• WHAT IS NEEDED: In the data below, which lines contain "Slot"? List them by copying each one.

= = = =

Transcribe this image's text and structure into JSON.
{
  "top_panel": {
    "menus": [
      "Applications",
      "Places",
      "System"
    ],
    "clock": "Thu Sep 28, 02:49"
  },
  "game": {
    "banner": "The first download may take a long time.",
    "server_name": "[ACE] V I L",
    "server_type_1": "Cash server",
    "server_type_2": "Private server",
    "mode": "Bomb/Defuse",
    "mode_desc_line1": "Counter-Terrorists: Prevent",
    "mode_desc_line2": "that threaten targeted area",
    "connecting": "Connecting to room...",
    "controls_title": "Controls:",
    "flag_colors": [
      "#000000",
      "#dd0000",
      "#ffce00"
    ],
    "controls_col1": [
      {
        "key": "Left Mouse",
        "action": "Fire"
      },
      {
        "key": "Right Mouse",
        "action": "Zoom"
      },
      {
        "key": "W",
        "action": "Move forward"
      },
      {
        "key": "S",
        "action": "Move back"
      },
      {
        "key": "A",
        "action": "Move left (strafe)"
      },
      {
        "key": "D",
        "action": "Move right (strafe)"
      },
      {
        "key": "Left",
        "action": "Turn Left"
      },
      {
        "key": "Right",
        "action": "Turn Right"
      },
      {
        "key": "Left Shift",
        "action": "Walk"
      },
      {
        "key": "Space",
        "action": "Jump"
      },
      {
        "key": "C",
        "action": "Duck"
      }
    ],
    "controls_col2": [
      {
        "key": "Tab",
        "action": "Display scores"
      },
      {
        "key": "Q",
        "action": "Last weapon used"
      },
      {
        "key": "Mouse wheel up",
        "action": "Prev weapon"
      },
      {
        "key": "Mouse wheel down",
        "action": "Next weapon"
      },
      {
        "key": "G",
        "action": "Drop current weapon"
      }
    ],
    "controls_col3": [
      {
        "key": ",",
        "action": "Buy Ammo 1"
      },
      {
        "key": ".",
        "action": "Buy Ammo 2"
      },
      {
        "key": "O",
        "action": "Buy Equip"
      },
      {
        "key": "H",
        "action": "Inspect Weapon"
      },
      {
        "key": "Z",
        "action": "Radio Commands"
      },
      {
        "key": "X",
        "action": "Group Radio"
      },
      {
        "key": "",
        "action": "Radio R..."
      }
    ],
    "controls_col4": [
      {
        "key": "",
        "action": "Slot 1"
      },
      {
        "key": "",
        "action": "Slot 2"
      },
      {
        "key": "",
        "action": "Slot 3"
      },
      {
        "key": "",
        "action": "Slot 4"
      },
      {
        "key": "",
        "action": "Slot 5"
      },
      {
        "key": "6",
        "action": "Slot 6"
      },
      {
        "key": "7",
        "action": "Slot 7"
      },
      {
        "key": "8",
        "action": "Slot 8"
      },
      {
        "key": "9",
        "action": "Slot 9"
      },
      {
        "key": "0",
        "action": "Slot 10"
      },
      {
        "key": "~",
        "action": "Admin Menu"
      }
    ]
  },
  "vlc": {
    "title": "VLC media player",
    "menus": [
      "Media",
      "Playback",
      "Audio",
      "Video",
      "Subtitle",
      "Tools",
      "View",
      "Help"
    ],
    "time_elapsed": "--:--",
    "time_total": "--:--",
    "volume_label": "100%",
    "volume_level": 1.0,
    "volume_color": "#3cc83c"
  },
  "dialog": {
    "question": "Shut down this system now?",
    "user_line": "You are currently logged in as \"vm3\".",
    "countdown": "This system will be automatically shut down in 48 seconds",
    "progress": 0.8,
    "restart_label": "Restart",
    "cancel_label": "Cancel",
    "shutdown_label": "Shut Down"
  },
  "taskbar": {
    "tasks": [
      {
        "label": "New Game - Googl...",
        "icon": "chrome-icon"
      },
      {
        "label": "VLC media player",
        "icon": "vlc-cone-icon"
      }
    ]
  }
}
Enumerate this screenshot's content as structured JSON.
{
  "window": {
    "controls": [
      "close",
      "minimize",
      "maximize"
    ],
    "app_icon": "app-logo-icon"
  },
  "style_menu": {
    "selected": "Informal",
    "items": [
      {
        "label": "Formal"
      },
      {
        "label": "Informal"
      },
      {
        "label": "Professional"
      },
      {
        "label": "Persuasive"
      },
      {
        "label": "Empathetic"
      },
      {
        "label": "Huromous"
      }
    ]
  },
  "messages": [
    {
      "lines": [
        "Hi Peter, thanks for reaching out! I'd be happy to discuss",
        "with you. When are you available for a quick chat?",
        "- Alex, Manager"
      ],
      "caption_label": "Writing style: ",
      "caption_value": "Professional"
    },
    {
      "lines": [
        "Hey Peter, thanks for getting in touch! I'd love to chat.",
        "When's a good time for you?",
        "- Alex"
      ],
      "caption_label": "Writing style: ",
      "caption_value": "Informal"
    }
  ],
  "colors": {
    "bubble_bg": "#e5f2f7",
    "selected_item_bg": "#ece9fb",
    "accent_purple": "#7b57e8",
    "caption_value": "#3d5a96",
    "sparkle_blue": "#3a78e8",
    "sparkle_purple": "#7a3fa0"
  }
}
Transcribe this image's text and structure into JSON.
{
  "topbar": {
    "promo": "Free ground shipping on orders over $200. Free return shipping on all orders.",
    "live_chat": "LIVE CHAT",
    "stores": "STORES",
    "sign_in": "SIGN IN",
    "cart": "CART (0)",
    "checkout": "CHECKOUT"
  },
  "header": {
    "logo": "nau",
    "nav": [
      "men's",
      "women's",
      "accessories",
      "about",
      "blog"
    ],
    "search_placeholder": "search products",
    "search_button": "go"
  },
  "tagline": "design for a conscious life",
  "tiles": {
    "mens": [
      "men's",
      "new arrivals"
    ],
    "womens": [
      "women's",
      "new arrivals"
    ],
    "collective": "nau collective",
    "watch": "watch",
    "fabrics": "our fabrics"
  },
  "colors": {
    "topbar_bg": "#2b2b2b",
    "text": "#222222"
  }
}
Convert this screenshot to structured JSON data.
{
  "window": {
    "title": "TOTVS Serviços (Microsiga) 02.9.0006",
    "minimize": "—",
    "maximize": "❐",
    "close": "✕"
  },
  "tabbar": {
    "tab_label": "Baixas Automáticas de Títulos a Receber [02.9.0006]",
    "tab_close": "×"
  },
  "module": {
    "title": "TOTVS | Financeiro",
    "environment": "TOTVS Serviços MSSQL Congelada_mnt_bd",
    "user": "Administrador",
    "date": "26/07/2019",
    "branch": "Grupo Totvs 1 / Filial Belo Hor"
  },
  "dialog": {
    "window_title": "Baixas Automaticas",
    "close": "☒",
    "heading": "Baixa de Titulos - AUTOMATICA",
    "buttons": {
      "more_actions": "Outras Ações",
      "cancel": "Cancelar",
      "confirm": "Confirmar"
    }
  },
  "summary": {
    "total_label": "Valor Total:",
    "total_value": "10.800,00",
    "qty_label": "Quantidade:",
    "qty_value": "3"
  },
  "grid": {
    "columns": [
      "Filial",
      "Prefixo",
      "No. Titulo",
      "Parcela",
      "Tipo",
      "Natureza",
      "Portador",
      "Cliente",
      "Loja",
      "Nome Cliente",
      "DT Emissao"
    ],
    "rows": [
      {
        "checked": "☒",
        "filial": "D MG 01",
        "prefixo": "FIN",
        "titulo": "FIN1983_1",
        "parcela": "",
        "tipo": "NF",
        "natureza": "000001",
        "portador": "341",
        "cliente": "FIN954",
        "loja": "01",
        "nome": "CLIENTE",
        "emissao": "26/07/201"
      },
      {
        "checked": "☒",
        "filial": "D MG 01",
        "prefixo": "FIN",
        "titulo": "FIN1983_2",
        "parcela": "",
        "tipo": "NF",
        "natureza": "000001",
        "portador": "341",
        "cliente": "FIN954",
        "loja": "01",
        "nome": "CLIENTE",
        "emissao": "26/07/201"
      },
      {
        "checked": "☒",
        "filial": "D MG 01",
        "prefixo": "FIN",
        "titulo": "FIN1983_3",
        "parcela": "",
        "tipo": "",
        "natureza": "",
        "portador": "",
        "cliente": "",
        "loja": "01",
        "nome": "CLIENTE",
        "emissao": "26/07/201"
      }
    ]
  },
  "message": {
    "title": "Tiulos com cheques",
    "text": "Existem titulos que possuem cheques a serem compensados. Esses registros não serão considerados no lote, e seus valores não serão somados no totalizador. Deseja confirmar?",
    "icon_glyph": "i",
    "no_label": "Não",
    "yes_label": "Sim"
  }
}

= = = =

• OUTPUT FOR THIS TASK:
        "action": "Slot 1"
        "action": "Slot 2"
        "action": "Slot 3"
        "action": "Slot 4"
        "action": "Slot 5"
        "action": "Slot 6"
        "action": "Slot 7"
        "action": "Slot 8"
        "action": "Slot 9"
        "action": "Slot 10"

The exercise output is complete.